WORK INSTRUCTIONS: Are you able to quote each entry exactly as written?

──────────

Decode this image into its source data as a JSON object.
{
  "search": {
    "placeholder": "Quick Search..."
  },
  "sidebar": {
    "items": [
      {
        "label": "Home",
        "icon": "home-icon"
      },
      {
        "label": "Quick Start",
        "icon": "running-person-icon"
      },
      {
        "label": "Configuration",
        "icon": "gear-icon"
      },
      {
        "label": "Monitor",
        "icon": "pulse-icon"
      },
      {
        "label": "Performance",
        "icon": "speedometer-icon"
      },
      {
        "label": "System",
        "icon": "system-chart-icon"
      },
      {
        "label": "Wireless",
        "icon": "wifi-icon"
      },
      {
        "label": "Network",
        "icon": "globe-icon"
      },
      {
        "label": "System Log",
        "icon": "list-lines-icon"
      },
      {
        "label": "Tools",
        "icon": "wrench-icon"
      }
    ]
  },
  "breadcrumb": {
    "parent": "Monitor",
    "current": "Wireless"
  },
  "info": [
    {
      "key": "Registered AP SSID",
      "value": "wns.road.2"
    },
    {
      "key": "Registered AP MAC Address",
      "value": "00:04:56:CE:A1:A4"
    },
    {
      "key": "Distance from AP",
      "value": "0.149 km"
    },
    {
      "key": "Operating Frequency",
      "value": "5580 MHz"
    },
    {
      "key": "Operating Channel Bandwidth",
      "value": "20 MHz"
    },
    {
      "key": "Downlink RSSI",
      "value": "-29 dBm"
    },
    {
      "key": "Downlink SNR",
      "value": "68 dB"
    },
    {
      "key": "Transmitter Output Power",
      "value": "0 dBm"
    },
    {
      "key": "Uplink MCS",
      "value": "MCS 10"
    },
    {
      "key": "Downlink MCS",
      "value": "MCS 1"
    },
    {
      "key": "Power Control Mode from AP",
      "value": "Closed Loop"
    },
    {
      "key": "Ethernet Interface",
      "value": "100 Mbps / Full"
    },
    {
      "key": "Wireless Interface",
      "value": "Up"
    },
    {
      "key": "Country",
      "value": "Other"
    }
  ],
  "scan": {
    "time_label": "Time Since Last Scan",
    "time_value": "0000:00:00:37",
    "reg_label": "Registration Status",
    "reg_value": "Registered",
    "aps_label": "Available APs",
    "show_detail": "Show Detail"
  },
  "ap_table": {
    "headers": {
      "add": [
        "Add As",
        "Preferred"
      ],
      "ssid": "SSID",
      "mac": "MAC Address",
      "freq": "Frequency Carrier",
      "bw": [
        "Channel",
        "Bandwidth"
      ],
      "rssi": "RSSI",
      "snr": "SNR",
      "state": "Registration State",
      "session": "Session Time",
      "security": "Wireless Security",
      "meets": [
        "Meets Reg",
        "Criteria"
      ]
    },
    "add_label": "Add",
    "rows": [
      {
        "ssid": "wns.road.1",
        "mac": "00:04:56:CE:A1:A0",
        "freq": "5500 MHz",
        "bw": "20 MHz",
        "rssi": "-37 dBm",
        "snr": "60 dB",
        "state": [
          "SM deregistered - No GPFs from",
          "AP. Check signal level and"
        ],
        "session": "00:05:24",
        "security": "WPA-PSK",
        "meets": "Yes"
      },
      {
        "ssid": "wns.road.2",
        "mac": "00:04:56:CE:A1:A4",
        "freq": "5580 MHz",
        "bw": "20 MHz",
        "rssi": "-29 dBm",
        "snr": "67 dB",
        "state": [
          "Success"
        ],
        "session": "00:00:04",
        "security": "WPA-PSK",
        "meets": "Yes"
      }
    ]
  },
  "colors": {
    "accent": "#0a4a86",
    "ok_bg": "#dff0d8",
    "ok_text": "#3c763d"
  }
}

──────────

EXERCISE RESPONSE:
Decode this image into its source data as a JSON object.
{
  "search": {
    "placeholder": "Quick Search..."
  },
  "sidebar": {
    "items": [
      {
        "label": "Home",
        "icon": "home-icon"
      },
      {
        "label": "Quick Start",
        "icon": "running-person-icon"
      },
      {
        "label": "Configuration",
        "icon": "gear-icon"
      },
      {
        "label": "Monitor",
        "icon": "pulse-icon"
      },
      {
        "label": "Performance",
        "icon": "speedometer-icon"
      },
      {
        "label": "System",
        "icon": "system-chart-icon"
      },
      {
        "label": "Wireless",
        "icon": "wifi-icon"
      },
      {
        "label": "Network",
        "icon": "globe-icon"
      },
      {
        "label": "System Log",
        "icon": "list-lines-icon"
      },
      {
        "label": "Tools",
        "icon": "wrench-icon"
      }
    ]
  },
  "breadcrumb": {
    "parent": "Monitor",
    "current": "Wireless"
  },
  "info": [
    {
      "key": "Registered AP SSID",
      "value": "wns.road.2"
    },
    {
      "key": "Registered AP MAC Address",
      "value": "00:04:56:CE:A1:A4"
    },
    {
      "key": "Distance from AP",
      "value": "0.149 km"
    },
    {
      "key": "Operating Frequency",
      "value": "5580 MHz"
    },
    {
      "key": "Operating Channel Bandwidth",
      "value": "20 MHz"
    },
    {
      "key": "Downlink RSSI",
      "value": "-29 dBm"
    },
    {
      "key": "Downlink SNR",
      "value": "68 dB"
    },
    {
      "key": "Transmitter Output Power",
      "value": "0 dBm"
    },
    {
      "key": "Uplink MCS",
      "value": "MCS 10"
    },
    {
      "key": "Downlink MCS",
      "value": "MCS 1"
    },
    {
      "key": "Power Control Mode from AP",
      "value": "Closed Loop"
    },
    {
      "key": "Ethernet Interface",
      "value": "100 Mbps / Full"
    },
    {
      "key": "Wireless Interface",
      "value": "Up"
    },
    {
      "key": "Country",
      "value": "Other"
    }
  ],
  "scan": {
    "time_label": "Time Since Last Scan",
    "time_value": "0000:00:00:37",
    "reg_label": "Registration Status",
    "reg_value": "Registered",
    "aps_label": "Available APs",
    "show_detail": "Show Detail"
  },
  "ap_table": {
    "headers": {
      "add": [
        "Add As",
        "Preferred"
      ],
      "ssid": "SSID",
      "mac": "MAC Address",
      "freq": "Frequency Carrier",
      "bw": [
        "Channel",
        "Bandwidth"
      ],
      "rssi": "RSSI",
      "snr": "SNR",
      "state": "Registration State",
      "session": "Session Time",
      "security": "Wireless Security",
      "meets": [
        "Meets Reg",
        "Criteria"
      ]
    },
    "add_label": "Add",
    "rows": [
      {
        "ssid": "wns.road.1",
        "mac": "00:04:56:CE:A1:A0",
        "freq": "5500 MHz",
        "bw": "20 MHz",
        "rssi": "-37 dBm",
        "snr": "60 dB",
        "state": [
          "SM deregistered - No GPFs from",
          "AP. Check signal level and"
        ],
        "session": "00:05:24",
        "security": "WPA-PSK",
        "meets": "Yes"
      },
      {
        "ssid": "wns.road.2",
        "mac": "00:04:56:CE:A1:A4",
        "freq": "5580 MHz",
        "bw": "20 MHz",
        "rssi": "-29 dBm",
        "snr": "67 dB",
        "state": [
          "Success"
        ],
        "session": "00:00:04",
        "security": "WPA-PSK",
        "meets": "Yes"
      }
    ]
  },
  "colors": {
    "accent": "#0a4a86",
    "ok_bg": "#dff0d8",
    "ok_text": "#3c763d"
  }
}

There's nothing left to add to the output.